But those plans went awry late Tuesday afternoon when the Feds learned that the BBC was about to broadcast a sensational report on Lakhani’s arrest by one of its star correspondents, Tom Mangold. The BBC story, based on an apparent leak from a law-enforcement source, had some key details wrong. For one thing, it falsely claimed that the arms dealer’s attempted sale of a shoulder-fired SA-18 missile and launcher was part of a plot by terrorists to shoot down Air Force One—a target that never actually came up in the discussions.
But even so, U.S. law-enforcement sources tell NEWSWEEK, the damage was done. The FBI had to abort its plan to recruit Lakhani as an informant and instead charged him today in federal court in Newark, N.J., with weapons smuggling and with providing material support to terrorists.

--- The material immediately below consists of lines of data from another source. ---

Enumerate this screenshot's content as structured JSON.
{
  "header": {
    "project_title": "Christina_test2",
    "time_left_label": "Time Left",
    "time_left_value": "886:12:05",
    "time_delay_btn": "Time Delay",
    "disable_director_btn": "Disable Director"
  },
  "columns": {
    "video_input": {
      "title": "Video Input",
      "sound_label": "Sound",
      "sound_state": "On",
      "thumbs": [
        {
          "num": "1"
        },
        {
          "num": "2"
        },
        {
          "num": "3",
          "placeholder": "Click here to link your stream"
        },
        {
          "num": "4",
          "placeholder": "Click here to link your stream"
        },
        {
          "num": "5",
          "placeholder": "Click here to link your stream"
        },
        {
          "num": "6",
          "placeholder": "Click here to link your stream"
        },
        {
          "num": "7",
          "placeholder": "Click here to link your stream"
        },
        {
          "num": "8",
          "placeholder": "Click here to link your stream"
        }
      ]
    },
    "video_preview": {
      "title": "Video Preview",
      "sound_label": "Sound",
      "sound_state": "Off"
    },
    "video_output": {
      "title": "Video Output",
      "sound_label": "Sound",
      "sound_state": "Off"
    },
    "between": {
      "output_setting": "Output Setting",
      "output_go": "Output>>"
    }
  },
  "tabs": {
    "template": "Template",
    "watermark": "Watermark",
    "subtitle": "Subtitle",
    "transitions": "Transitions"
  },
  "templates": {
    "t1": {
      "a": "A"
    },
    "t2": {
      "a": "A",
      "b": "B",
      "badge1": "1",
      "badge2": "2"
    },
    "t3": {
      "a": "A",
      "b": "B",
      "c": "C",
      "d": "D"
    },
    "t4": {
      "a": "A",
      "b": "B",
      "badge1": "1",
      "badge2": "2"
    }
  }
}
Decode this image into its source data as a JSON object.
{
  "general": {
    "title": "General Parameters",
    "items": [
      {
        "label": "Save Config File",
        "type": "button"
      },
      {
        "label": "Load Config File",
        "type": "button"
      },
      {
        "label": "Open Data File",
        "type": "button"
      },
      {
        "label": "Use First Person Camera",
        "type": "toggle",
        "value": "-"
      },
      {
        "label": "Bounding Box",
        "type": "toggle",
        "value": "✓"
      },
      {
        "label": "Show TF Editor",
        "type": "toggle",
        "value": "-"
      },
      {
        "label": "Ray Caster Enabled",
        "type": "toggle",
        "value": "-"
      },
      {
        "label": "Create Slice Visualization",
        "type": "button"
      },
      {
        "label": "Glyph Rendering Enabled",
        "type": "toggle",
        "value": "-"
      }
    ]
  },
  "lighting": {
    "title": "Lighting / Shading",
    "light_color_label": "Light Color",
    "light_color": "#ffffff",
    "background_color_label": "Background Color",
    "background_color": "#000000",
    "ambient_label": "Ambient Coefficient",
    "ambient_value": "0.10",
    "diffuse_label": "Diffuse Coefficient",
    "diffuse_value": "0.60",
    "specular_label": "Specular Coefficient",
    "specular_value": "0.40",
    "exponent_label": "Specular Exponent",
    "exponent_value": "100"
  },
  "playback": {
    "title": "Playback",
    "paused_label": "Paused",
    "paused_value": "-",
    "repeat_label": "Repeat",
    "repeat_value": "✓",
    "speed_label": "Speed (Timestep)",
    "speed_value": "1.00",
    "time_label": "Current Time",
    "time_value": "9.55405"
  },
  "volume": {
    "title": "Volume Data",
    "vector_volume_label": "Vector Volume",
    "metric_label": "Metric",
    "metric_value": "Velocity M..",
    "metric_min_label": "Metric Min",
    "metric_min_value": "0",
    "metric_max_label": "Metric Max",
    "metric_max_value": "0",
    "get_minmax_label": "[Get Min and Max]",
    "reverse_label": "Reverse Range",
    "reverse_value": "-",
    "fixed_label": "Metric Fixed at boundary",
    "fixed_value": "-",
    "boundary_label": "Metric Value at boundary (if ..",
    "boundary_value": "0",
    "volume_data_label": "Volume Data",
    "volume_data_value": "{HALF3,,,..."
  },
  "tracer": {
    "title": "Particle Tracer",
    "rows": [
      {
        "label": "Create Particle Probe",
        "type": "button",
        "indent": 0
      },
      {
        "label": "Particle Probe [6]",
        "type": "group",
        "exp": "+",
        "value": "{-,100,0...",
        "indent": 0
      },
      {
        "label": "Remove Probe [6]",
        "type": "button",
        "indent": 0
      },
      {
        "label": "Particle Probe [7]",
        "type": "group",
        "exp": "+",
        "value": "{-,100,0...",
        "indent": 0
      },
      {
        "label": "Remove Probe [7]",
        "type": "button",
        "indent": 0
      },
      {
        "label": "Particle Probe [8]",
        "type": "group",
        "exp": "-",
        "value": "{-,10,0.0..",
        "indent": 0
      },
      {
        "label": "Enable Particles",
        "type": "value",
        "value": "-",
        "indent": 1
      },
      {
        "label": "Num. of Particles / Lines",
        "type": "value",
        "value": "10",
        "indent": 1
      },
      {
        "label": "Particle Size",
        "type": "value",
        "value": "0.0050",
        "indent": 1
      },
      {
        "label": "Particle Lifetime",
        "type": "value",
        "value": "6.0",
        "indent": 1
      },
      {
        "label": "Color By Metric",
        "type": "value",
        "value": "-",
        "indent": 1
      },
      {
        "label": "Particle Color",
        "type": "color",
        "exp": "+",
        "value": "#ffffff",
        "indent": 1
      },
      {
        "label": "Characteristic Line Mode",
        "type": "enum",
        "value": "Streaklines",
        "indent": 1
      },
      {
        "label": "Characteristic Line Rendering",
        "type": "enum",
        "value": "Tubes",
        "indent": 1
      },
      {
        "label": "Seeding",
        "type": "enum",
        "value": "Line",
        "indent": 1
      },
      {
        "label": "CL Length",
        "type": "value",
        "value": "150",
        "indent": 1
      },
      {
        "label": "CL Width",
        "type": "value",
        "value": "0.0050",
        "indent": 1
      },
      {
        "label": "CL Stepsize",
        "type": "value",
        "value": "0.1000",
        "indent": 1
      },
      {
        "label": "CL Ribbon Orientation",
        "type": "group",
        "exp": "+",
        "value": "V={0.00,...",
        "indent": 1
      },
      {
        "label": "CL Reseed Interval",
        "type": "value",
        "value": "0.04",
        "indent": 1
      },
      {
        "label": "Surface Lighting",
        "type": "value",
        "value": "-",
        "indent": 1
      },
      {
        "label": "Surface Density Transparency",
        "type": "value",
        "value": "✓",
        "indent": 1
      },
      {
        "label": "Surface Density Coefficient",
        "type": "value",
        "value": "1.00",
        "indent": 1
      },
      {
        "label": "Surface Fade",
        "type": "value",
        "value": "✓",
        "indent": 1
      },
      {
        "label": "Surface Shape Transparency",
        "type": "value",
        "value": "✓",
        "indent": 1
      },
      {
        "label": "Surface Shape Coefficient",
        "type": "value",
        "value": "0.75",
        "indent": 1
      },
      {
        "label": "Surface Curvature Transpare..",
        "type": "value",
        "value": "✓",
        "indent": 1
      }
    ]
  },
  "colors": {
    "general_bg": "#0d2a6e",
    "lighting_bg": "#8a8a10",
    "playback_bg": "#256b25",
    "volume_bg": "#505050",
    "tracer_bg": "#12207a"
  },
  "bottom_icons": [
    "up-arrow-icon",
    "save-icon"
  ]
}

Also arrested in the case were two alleged confederates—a New York City jeweler and a Malaysian businessman—who were charged with conspiring to operate an unlicensed money-transfer business.
The U.S. attorney in Newark, Christopher Christie, today called the arrest of Lakhani “an incredible triumph” during a press conference on the courthouse steps.
But in Washington, senior Justice Department officials were “not happy,” said one law-enforcement official. “We didn’t want this to get out before we could determine whether this guy would cooperate or not.” For all the hoopla over the case, the official confirmed, it was essentially a government-arranged “sting” that never involved any contact with actual terrorists.

Desertrat
Aug 14, 2003, 07:51 PM
I've just never understood why any news organization would publicize some information which could lead to deaths, or mess up efforts to catch Bad Guys.

I don't argue against "the public's right to know." However, it seems to me that there are some things I don't NEED to know right NOW.

Seems to me the moral approach for the BBC would have been to say something like, "Okay, we'll be quiet for now. However, you must keep our contact-man abreast of events." Some such deal, anyway.

'Rat

zimv20
Aug 14, 2003, 07:58 PM
Originally posted by Desertrat

Seems to me the moral approach for the BBC would have been to say something like, "Okay, we'll be quiet for now.

it does blow if the BBC spoiled what could have been a fruitful infiltration. however, i doubt the BBC knew enough of the big picture to make an informed moral judgement.

mactastic
Aug 15, 2003, 09:04 AM
The article did say that the story was leaked to the BBC by someone in the law enforcement community. Whoever that was really should have known better than to think they should pass that tidbit along to a reporter as well as the reporter showing some restraint. The BBC blames ABC for running an internal memo that caused them to run with their story so as not to get "scooped" by a rival.